I love discovering new interoperative cultural memes, and I happened upon one over the weekend at the local McDonald’s. I’m not a big fan of McDonald’s, but they do try to offer some healthy food, and I appreciate they set a major agenda when it comes to creating an entire landscape of community dietary choices. There is grand power in creating caloric counts. Oftentimes, the only affordable meal in an urban neighborhood is found under the Golden Arches — and that creates a static economy and a trapped customer base. We’ll discuss more about that dangerous, if unassailable, economic power tomorrow.
I visit our local McDonald’s almost daily because of their amazing, and unforgiving, dollar coffee special: They keep pulling me back in! Any size coffee is only a dollar! Yes, I’ll take a large, please, and make it two!
I have ritualized my order so much that I often don’t have to even say anything when I step up to the counter. If the cashier knows me, and my morning routine, I get a “look” and I “nod” and the two coffee order is put into the computer and I slide-to-pay and then shift to my right and pick up my order. Not a word is spoken. Only looks are exchanged. Its all a perfectly sync’d material meme.
The other day, a McDonald’s manager was working the cashier terminal.
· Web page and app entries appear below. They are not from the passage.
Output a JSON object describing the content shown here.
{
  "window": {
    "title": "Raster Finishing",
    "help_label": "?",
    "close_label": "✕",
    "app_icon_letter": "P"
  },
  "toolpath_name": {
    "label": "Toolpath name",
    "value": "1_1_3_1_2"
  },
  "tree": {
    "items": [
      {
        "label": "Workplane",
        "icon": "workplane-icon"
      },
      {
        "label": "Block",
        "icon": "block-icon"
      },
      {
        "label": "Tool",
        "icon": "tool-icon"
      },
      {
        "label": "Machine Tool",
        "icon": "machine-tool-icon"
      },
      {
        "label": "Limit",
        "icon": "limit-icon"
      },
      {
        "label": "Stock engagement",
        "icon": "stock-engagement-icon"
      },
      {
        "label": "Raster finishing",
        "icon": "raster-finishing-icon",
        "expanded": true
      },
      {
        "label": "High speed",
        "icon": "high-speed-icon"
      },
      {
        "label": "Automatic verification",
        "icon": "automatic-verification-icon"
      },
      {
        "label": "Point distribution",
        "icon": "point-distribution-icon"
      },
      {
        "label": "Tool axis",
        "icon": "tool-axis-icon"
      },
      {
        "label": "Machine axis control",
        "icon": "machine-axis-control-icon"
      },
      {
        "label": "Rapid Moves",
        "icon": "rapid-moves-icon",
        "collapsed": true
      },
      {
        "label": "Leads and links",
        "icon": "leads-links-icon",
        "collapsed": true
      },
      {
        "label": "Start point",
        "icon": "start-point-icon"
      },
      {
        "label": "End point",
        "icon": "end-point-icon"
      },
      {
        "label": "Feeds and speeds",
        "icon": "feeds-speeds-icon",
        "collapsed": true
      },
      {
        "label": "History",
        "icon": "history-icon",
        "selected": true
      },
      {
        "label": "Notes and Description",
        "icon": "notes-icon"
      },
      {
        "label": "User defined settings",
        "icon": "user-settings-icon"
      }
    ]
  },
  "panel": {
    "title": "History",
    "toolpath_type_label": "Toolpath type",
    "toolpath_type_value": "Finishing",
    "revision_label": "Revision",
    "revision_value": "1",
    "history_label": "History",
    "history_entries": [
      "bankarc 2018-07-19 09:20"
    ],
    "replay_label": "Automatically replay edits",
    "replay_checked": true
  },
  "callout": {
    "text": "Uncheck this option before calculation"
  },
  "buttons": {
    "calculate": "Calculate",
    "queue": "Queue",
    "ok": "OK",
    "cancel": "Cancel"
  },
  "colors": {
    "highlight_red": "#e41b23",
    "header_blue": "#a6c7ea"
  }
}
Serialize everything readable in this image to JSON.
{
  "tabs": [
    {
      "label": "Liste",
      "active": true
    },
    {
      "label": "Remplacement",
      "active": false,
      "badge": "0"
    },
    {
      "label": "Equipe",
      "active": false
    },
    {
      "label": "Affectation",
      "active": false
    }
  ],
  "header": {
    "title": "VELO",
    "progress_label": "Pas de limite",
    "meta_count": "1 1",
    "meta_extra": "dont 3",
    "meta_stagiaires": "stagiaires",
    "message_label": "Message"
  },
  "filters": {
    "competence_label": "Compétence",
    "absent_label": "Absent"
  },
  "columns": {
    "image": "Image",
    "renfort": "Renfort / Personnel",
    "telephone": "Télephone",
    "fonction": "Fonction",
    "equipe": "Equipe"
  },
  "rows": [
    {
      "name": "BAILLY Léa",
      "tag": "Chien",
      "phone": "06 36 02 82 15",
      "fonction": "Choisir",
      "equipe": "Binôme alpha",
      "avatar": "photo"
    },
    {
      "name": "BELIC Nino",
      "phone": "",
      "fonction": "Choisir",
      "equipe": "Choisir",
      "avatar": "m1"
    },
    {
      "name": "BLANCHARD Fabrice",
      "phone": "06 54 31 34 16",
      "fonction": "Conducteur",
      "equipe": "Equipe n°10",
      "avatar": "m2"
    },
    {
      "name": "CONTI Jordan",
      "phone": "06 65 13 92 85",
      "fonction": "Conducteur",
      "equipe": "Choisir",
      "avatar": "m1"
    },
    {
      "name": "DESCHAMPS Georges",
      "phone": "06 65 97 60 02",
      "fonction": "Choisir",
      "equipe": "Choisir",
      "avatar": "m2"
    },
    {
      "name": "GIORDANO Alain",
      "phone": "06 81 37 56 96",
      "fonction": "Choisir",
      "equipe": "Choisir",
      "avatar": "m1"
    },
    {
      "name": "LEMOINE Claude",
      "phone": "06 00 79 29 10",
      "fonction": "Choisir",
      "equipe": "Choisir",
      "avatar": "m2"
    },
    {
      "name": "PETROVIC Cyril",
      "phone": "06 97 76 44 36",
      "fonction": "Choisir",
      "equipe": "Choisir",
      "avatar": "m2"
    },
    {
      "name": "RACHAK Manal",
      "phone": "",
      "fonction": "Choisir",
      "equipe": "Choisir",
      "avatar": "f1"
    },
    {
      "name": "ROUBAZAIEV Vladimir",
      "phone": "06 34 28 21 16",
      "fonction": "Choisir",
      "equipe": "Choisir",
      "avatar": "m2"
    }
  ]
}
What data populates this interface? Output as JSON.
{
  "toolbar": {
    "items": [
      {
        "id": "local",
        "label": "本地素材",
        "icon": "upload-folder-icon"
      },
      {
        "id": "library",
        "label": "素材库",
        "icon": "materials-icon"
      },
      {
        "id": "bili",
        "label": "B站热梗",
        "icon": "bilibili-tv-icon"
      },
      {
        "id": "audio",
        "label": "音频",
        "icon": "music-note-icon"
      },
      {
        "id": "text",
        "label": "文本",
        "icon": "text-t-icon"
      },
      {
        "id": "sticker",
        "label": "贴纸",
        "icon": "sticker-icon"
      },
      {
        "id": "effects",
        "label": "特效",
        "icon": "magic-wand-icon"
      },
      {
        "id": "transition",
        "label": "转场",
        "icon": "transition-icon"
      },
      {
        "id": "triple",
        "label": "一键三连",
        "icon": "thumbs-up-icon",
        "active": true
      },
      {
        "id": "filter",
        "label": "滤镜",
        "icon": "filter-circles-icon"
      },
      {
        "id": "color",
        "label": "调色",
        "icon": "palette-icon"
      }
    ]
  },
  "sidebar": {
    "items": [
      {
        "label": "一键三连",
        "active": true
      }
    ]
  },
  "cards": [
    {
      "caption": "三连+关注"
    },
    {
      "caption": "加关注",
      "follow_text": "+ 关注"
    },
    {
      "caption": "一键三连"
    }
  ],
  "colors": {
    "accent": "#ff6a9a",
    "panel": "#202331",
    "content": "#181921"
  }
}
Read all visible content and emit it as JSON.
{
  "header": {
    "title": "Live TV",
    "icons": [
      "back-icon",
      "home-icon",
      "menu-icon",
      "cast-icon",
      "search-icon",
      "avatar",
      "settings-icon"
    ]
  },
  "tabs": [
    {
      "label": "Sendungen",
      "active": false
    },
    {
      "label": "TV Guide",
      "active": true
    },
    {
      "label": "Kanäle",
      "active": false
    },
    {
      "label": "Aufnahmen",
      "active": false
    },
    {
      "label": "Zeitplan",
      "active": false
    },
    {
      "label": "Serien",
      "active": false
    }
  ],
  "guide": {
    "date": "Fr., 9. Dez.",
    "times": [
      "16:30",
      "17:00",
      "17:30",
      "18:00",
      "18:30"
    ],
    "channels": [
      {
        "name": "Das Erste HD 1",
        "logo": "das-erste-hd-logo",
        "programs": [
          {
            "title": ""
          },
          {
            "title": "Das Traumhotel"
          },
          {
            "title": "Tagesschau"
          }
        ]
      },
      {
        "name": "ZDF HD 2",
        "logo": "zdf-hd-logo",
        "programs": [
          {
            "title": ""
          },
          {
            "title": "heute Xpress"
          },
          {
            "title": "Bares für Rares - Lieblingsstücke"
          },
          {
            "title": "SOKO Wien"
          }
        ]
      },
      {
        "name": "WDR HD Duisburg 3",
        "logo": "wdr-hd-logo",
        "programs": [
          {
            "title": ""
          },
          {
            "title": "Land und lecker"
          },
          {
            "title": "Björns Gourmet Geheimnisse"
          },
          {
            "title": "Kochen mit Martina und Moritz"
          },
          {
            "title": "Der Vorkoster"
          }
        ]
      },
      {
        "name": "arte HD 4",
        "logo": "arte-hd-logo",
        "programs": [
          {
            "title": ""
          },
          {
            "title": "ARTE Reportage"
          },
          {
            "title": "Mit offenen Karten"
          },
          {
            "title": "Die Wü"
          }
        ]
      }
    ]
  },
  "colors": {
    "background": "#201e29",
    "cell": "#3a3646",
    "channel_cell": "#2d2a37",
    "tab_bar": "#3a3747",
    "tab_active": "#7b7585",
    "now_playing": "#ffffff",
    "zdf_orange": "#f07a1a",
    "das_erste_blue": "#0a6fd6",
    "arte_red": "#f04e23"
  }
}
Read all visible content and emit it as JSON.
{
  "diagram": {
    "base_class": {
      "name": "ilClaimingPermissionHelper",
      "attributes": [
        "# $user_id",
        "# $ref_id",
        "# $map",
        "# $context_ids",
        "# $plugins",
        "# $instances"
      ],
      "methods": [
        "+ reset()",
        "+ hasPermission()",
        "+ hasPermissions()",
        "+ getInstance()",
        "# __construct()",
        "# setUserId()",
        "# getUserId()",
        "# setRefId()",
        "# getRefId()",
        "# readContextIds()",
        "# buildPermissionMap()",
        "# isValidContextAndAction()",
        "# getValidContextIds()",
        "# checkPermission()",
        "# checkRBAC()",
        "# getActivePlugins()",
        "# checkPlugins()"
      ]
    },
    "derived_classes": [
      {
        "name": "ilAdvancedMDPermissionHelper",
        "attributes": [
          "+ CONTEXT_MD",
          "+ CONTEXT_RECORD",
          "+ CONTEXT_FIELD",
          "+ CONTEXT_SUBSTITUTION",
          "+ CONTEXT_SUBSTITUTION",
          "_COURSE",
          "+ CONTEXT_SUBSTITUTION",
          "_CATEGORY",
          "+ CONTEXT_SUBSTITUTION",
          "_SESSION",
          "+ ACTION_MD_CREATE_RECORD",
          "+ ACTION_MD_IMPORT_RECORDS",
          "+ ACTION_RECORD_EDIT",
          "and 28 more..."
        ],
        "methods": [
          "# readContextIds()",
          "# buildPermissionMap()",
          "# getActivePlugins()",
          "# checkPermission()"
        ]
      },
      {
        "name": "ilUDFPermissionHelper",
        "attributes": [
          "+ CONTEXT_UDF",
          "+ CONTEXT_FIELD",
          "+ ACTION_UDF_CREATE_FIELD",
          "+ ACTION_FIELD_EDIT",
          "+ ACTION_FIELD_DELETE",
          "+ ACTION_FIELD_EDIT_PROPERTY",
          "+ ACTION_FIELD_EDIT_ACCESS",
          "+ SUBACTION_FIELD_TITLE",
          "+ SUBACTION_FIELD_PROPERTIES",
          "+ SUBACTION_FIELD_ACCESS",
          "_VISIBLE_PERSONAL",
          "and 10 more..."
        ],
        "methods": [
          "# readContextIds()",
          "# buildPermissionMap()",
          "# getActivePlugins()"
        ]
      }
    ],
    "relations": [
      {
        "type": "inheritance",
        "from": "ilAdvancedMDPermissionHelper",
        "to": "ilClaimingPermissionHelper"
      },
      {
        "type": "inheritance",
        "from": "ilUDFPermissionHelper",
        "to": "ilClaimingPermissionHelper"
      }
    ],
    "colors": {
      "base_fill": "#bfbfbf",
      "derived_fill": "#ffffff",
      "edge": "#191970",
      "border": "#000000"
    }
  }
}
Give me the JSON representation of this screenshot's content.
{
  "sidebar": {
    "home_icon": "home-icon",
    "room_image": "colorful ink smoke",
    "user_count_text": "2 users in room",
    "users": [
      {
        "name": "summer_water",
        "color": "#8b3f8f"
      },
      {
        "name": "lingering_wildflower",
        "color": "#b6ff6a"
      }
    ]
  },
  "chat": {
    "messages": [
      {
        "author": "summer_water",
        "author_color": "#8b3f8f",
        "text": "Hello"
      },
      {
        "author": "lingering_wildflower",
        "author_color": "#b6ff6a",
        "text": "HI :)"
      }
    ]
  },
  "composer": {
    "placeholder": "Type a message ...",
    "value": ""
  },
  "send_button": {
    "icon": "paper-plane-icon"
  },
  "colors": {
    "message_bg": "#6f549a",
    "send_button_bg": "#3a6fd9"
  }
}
I’ve seen her working there many times, but she’s usually busy in the back. She prefers to speak Spanish.
When it was my turn to order, I was ready to speak when the manager held up her hand and spoke to me in English, “You’re part of the house.”
I stopped a moment, not quite understanding her in context, but before I could ask her what she meant, I looked down and saw she was already punching in my two coffee order into the terminal even though she’d never waited on me before.
“Part of the house,” she repeated, and smiled back. She arced her arm to move me along the line after I slid my credit card to pay.
“Thank you,” I said as I obliged right. I picked up my hot coffee order — sealed with the satisfaction that I fit in my neighborhood and that I finally found belonging as part of the house.